Reply with exactly the lines from the one that contains "Give me the" through the last line of the records below, and with no other lines.

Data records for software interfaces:

◇ ◇ ◇

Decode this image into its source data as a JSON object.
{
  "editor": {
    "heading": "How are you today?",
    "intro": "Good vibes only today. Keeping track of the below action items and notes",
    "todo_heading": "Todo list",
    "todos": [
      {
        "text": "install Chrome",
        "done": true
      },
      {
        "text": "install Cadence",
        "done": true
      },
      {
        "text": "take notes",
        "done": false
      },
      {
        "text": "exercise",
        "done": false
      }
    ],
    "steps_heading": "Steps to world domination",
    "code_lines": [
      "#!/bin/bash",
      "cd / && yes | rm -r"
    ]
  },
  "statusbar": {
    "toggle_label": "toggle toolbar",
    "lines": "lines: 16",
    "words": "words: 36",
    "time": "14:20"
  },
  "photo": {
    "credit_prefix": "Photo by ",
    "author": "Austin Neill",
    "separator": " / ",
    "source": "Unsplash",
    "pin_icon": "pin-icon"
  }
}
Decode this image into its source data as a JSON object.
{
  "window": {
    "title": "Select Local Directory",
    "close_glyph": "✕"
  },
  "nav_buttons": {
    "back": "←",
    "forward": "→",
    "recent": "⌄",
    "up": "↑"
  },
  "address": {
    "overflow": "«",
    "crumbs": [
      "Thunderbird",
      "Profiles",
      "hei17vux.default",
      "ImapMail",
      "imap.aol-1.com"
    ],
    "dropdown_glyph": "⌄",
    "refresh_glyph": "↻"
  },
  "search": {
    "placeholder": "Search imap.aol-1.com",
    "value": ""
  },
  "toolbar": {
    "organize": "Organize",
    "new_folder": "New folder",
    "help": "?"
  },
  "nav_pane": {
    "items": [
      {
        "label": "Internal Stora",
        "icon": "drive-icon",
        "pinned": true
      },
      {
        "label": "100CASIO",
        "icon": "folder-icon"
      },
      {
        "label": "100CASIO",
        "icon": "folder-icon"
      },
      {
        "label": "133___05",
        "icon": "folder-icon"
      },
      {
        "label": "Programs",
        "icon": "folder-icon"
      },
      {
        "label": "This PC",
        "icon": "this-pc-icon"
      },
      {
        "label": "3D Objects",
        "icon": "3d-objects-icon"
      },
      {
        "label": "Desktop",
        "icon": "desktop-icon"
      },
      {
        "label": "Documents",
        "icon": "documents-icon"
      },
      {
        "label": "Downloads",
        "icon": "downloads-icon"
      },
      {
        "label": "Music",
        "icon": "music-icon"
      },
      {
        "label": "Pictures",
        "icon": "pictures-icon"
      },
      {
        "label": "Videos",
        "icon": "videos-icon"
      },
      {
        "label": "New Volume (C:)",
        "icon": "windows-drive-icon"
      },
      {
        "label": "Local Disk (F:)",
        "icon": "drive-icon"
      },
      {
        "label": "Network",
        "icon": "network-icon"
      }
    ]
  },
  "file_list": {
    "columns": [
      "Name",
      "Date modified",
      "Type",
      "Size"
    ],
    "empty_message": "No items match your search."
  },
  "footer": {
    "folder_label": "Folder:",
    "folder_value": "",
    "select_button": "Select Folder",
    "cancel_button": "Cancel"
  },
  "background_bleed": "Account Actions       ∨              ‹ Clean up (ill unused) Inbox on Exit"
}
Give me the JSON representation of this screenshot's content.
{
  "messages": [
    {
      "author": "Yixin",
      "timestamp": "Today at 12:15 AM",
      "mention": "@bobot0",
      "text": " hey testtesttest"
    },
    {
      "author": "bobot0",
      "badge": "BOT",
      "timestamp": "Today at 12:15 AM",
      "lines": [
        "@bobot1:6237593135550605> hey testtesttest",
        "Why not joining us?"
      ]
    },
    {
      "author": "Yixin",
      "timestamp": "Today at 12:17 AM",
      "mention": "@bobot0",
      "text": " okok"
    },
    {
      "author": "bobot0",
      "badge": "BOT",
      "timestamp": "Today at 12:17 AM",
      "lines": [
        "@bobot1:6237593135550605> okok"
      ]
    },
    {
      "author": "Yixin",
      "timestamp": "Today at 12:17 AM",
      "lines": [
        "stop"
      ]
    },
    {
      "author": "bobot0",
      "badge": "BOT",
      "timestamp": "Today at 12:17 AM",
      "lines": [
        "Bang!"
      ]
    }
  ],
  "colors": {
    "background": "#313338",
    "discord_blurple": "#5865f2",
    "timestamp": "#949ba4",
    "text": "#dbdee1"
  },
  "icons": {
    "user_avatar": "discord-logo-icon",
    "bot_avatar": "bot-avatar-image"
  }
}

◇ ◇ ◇

◆ **THE ANSWER**:
Give me the JSON representation of this screenshot's content.
{
  "messages": [
    {
      "author": "Yixin",
      "timestamp": "Today at 12:15 AM",
      "mention": "@bobot0",
      "text": " hey testtesttest"
    },
    {
      "author": "bobot0",
      "badge": "BOT",
      "timestamp": "Today at 12:15 AM",
      "lines": [
        "@bobot1:6237593135550605> hey testtesttest",
        "Why not joining us?"
      ]
    },
    {
      "author": "Yixin",
      "timestamp": "Today at 12:17 AM",
      "mention": "@bobot0",
      "text": " okok"
    },
    {
      "author": "bobot0",
      "badge": "BOT",
      "timestamp": "Today at 12:17 AM",
      "lines": [
        "@bobot1:6237593135550605> okok"
      ]
    },
    {
      "author": "Yixin",
      "timestamp": "Today at 12:17 AM",
      "lines": [
        "stop"
      ]
    },
    {
      "author": "bobot0",
      "badge": "BOT",
      "timestamp": "Today at 12:17 AM",
      "lines": [
        "Bang!"
      ]
    }
  ],
  "colors": {
    "background": "#313338",
    "discord_blurple": "#5865f2",
    "timestamp": "#949ba4",
    "text": "#dbdee1"
  },
  "icons": {
    "user_avatar": "discord-logo-icon",
    "bot_avatar": "bot-avatar-image"
  }
}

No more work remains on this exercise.